» WHAT IS BEING ASKED: Whenever a line of the records below contains the word "JSON", copy that line.

INFORMATION GIVEN section start

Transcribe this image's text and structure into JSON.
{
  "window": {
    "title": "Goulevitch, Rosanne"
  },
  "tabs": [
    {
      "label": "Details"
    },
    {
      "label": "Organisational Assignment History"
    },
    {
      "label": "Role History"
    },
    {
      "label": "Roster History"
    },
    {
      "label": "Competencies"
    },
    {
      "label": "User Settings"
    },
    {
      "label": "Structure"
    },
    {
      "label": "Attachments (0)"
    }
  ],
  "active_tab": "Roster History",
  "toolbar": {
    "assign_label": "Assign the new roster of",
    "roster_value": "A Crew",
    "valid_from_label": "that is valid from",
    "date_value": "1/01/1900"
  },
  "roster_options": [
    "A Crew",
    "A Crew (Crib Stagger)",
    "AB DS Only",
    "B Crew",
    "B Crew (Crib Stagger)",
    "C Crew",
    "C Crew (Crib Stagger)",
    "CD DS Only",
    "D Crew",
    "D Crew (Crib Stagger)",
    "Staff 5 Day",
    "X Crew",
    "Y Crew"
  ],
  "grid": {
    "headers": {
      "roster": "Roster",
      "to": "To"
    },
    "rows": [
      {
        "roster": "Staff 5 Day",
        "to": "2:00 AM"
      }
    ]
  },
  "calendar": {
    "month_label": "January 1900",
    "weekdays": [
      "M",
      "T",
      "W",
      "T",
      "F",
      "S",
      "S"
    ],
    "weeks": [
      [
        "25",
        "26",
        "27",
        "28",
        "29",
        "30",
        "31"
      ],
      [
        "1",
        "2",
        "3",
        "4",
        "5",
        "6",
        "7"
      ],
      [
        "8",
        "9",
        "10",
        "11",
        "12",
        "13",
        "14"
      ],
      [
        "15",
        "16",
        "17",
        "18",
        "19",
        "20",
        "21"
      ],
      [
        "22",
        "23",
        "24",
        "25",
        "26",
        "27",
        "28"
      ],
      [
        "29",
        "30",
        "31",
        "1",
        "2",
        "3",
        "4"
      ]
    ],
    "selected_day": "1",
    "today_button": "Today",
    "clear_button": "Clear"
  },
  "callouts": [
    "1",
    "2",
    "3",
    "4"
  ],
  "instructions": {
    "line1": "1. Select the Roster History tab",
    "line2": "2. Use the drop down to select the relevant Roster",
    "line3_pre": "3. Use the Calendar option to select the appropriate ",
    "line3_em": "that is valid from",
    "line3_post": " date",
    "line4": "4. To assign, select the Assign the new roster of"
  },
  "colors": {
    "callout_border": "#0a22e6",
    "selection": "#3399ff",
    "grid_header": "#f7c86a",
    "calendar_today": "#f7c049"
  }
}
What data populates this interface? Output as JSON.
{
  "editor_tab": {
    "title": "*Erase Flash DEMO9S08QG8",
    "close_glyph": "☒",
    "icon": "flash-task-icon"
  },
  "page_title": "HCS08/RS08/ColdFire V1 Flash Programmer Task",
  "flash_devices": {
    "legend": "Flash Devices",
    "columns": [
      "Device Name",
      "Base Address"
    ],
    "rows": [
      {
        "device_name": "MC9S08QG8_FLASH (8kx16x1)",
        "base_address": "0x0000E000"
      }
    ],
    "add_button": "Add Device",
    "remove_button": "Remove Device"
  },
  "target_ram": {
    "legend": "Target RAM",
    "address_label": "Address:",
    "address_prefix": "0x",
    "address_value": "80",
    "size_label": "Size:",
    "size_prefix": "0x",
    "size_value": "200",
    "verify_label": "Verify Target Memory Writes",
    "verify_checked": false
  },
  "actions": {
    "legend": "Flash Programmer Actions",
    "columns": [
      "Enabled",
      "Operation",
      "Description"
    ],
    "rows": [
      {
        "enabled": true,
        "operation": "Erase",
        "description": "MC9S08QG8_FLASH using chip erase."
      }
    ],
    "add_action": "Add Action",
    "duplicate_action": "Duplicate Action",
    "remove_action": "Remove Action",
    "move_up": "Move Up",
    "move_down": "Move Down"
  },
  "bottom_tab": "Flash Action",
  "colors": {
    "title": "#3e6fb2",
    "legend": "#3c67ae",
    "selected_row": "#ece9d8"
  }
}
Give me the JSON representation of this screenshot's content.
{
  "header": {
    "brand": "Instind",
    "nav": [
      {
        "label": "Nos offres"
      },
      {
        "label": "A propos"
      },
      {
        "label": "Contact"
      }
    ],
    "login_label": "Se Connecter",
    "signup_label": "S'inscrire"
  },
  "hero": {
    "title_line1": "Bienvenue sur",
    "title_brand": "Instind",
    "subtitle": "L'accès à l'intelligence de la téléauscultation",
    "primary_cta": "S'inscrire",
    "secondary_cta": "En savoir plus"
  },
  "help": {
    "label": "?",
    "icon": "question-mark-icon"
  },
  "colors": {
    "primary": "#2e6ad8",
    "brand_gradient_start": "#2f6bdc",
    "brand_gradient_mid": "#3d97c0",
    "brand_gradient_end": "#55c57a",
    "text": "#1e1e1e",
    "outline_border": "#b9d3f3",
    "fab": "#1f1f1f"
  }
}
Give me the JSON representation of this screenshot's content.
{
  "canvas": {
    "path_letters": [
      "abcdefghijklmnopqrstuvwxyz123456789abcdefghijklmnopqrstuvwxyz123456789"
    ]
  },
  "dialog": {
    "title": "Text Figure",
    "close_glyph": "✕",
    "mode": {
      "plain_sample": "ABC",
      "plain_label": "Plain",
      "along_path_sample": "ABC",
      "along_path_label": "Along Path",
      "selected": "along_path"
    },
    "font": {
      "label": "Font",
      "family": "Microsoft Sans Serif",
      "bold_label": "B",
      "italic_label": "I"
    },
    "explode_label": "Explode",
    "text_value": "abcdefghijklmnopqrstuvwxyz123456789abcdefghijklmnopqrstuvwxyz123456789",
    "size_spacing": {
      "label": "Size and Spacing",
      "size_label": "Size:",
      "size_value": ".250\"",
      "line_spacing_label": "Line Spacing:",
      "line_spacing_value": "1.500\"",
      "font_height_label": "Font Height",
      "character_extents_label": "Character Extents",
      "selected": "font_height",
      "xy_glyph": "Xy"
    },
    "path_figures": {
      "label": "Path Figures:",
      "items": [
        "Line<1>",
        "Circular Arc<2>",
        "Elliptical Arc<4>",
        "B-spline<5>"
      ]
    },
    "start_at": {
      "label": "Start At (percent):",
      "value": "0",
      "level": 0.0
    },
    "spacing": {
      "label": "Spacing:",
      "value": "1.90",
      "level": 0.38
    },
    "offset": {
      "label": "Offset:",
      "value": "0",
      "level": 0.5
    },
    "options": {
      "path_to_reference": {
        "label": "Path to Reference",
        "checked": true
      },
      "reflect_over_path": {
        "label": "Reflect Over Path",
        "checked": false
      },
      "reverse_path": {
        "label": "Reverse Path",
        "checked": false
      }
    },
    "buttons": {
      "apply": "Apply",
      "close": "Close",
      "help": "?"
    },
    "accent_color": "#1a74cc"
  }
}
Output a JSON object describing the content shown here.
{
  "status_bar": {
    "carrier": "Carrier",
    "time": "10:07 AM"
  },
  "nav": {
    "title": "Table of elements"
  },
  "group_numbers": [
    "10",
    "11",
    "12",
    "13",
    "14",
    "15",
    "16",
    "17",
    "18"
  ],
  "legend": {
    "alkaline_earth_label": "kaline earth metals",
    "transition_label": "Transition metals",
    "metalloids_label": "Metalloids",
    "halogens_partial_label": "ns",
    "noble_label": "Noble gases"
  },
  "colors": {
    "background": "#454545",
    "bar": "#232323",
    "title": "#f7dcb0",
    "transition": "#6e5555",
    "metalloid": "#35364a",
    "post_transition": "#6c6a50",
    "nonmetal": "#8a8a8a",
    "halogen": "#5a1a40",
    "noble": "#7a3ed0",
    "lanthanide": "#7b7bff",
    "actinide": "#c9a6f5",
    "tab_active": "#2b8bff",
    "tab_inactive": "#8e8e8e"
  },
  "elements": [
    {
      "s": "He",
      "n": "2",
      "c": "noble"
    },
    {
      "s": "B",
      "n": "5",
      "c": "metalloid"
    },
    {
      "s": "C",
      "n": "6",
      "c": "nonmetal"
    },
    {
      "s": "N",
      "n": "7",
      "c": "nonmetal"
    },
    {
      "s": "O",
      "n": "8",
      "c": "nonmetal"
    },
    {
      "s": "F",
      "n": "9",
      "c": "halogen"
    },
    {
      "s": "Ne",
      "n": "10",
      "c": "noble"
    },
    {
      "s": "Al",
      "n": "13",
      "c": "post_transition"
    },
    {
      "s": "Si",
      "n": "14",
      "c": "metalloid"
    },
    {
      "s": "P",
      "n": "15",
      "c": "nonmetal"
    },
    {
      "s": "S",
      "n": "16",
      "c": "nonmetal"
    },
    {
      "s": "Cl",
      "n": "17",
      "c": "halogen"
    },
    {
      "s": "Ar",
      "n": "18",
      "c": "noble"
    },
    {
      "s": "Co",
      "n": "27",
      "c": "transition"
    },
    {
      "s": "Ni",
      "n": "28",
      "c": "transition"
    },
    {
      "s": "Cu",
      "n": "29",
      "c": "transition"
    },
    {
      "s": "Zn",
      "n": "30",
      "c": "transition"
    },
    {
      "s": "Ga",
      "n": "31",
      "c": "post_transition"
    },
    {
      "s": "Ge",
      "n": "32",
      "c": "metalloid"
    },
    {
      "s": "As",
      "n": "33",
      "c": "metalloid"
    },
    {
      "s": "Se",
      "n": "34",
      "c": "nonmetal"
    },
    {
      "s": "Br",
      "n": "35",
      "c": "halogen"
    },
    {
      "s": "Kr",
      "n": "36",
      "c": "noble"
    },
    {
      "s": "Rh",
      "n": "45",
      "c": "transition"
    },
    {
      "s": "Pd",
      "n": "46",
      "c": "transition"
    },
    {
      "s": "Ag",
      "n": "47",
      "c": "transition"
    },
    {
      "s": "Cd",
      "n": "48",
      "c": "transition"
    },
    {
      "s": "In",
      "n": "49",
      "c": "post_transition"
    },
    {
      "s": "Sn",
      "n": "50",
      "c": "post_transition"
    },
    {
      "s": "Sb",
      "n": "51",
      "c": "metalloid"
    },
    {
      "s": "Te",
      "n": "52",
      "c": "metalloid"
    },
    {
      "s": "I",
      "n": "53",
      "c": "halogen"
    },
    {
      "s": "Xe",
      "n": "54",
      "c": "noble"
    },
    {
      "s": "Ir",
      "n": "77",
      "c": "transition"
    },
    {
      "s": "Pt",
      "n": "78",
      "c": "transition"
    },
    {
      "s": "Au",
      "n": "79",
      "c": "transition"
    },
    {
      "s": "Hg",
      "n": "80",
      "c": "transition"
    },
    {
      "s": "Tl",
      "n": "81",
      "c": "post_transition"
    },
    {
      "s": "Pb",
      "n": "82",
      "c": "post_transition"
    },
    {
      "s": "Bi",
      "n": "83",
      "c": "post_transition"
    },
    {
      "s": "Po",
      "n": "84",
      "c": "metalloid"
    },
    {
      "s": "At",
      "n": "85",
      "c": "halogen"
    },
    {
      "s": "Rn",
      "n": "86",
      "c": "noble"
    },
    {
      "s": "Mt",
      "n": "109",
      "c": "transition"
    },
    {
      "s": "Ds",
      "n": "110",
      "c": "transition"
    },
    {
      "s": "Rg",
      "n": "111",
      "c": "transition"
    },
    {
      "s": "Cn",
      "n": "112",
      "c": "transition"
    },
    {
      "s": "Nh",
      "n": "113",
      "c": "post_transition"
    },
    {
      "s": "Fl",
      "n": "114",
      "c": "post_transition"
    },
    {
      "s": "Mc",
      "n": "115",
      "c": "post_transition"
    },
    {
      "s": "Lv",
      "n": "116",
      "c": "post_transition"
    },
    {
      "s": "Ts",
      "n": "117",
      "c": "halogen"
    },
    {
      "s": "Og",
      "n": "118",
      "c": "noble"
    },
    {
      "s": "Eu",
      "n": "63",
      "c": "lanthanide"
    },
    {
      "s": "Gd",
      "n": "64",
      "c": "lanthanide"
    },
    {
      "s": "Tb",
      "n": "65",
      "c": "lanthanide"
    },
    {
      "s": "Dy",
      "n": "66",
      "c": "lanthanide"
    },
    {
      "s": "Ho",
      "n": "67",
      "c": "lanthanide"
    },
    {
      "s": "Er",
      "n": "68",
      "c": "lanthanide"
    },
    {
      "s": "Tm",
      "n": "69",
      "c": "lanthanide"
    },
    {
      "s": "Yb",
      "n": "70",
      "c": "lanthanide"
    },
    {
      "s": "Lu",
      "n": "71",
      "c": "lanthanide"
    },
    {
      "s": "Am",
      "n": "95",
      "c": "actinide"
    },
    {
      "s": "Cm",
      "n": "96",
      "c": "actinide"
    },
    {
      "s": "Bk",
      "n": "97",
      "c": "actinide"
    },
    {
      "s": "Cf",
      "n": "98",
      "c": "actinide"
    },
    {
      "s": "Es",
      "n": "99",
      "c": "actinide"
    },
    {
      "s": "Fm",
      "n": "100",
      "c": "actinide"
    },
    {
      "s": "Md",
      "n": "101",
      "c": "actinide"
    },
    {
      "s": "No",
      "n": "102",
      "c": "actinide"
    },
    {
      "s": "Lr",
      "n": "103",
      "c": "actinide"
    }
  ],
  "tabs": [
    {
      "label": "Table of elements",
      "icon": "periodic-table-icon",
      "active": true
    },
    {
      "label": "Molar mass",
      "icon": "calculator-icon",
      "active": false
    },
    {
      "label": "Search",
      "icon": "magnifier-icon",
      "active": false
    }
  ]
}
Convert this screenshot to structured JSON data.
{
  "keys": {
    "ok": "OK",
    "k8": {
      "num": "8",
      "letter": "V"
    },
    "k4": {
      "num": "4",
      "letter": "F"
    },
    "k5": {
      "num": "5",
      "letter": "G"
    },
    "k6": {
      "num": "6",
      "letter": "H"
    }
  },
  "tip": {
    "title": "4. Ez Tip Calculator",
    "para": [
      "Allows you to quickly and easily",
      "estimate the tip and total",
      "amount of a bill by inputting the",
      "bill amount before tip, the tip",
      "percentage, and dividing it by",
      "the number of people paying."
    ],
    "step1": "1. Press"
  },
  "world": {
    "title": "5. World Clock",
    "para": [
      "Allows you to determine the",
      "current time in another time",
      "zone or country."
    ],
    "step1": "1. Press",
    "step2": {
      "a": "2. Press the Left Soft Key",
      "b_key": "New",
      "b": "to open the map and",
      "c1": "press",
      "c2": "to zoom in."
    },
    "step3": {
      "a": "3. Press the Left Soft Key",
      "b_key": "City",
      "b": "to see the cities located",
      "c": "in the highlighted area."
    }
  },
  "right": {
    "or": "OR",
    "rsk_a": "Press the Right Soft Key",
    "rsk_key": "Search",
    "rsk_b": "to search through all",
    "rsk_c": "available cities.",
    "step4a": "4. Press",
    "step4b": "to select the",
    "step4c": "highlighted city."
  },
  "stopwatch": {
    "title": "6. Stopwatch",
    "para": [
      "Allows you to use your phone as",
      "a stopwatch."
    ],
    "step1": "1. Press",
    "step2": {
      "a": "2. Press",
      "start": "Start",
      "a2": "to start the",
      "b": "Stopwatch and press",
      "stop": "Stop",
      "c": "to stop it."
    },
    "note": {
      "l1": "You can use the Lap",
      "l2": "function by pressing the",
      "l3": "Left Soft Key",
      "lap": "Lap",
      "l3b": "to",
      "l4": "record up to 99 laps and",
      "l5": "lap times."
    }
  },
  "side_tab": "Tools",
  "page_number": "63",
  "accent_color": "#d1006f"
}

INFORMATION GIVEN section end

» RESPONSE TO THIS EXERCISE:
Transcribe this image's text and structure into JSON.
What data populates this interface? Output as JSON.
Give me the JSON representation of this screenshot's content.
Give me the JSON representation of this screenshot's content.
Output a JSON object describing the content shown here.
Convert this screenshot to structured JSON data.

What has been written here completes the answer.